This is Isaak. He is 3 years old. Isaak was 3 months old when he was diagnosed with neurofibromatosis type 1 after his mother noticed small flat brown spots on his skin, later to be identified as “cafe-au-lait” spots, along with a very curved left lower leg. This diagnosis was identified as congenital pseudoarthrosis, a very rare clinical manifestation of NF1– a fracture that will not heal and is often called a “false joint”. His left tibia and fibula later fractured in July of 2016 when he was 1 ½ years old and after 10 weeks in a cast, it had still not healed. After much research, discussions, and meeting with orthopedic specialists nationwide, Isaak’s parents made the grueling decision to amputate his lower left tibia and fibula so he could live a life with “No Limits” and reduce having a childhood filled with multiple surgeries. Since getting his prosthetic leg, Isaak has thrived and loves to run and jump and enjoys his gymnastics classes, playing at the park, driving his ATV and loves to help mom cook. He is enjoying being a big brother to his baby sister Faith who was born in February.
Five-year-old Mia Kibler was diagnosed with neurofibromatosis type 1 in January of 2017. Her family was heartbroken as well as filled with anxiety over what the future would now hold for Mia. As of today, they can say that Mia has a “mild” case of NF. She has gross and fine motor delays, has multiple café-au-lait spots, and an optic glioma in her eye. Believe it or not, this is considered mild. Mia has undergone sedation on 4 different occasions for MRI’s to scan her brain and eyes for tumors. Fortunately, the glioma that she has has remained stable and does not require chemotherapy at this time. The constant worrying that every parent has for their child in general is amplified when a child has NF. Wondering if new tumors are growing under the skin that we can’t even see. Wondering if a tumor will grow on her skin, and she’ll get teased. Will this beautiful, spunky five-year-old go blind or deaf?

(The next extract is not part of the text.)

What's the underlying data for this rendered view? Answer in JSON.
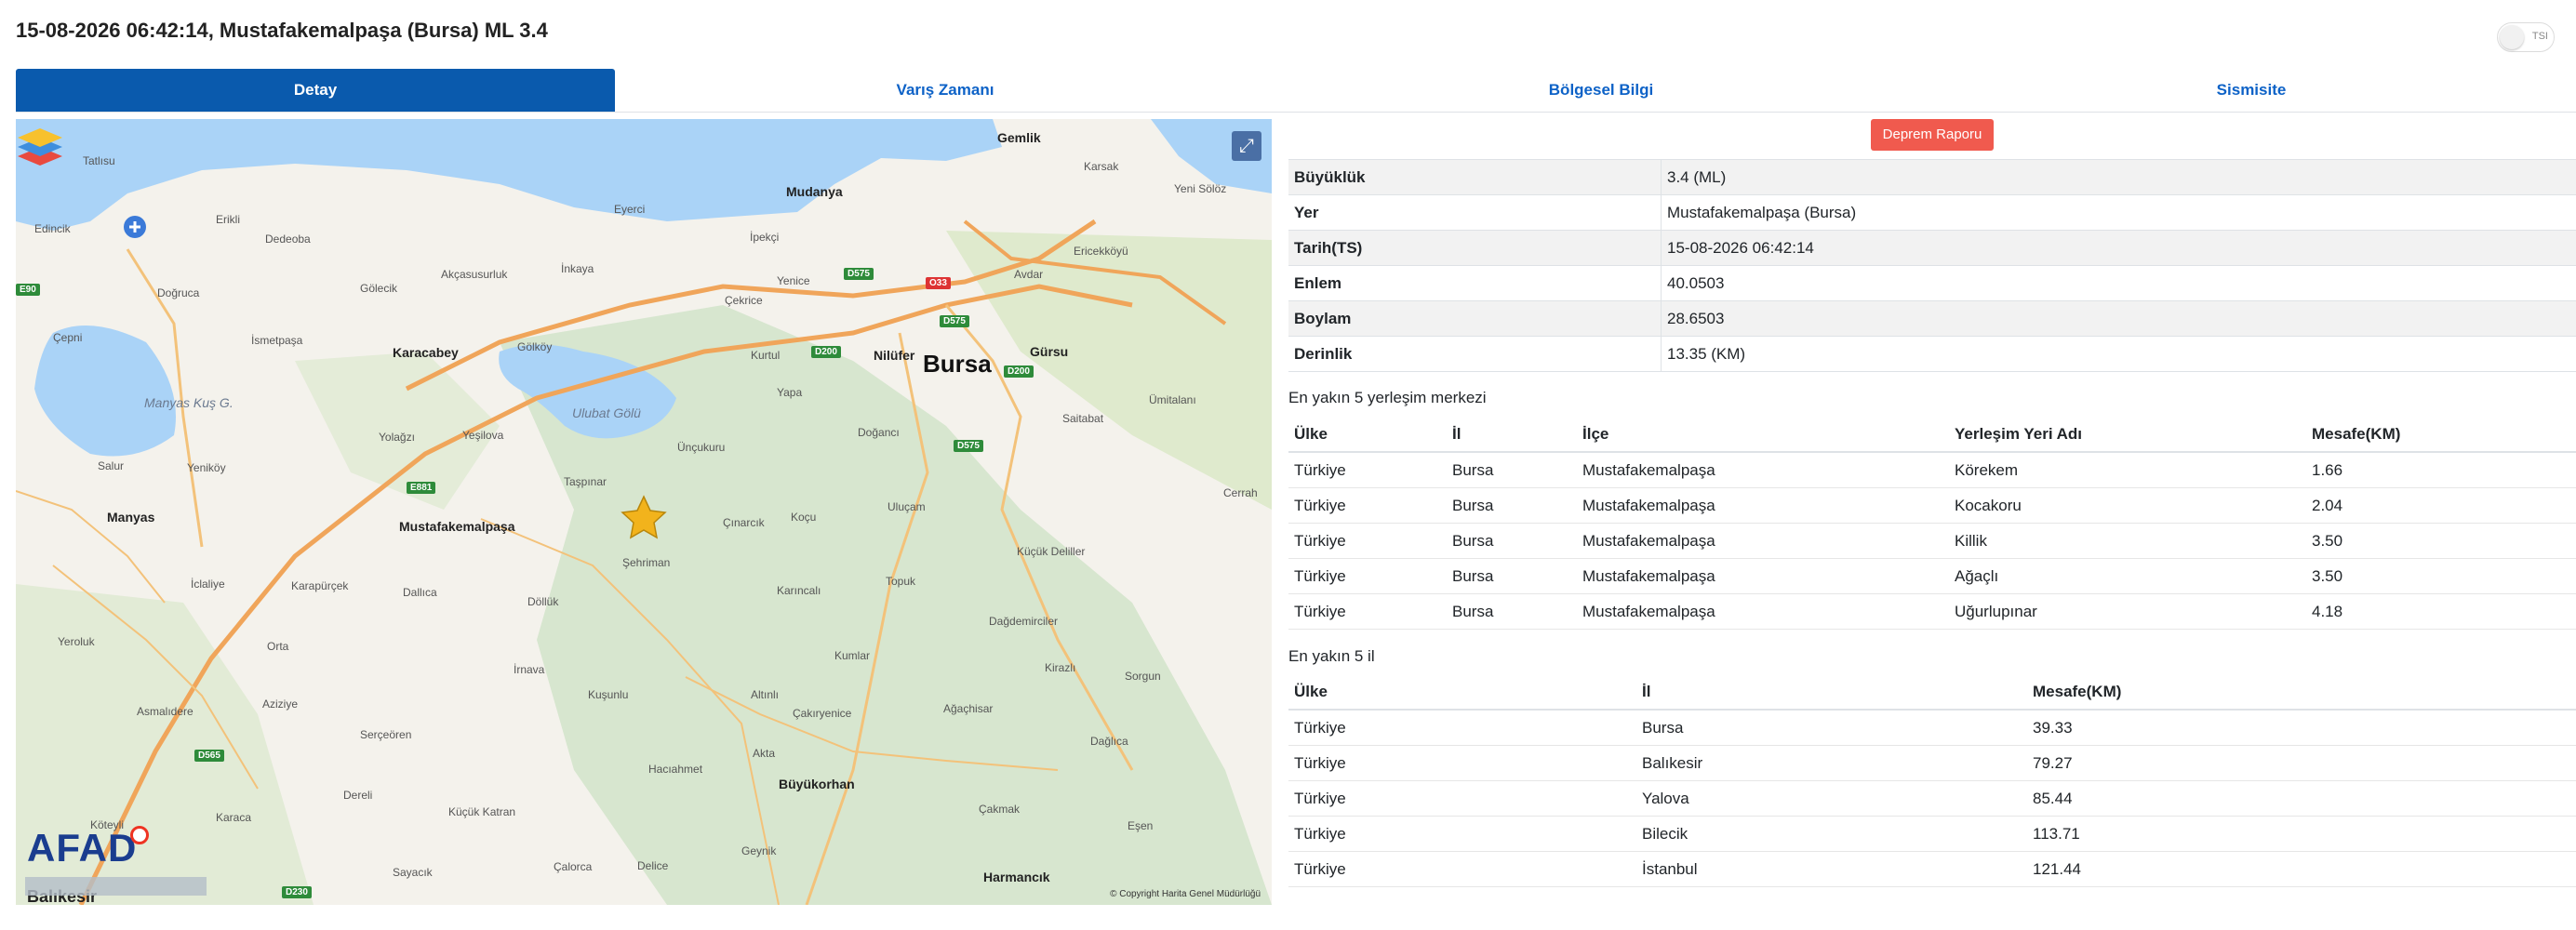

Mia is a happy, energetic little girl that loves Kindergarten, softball and playing with her little sister.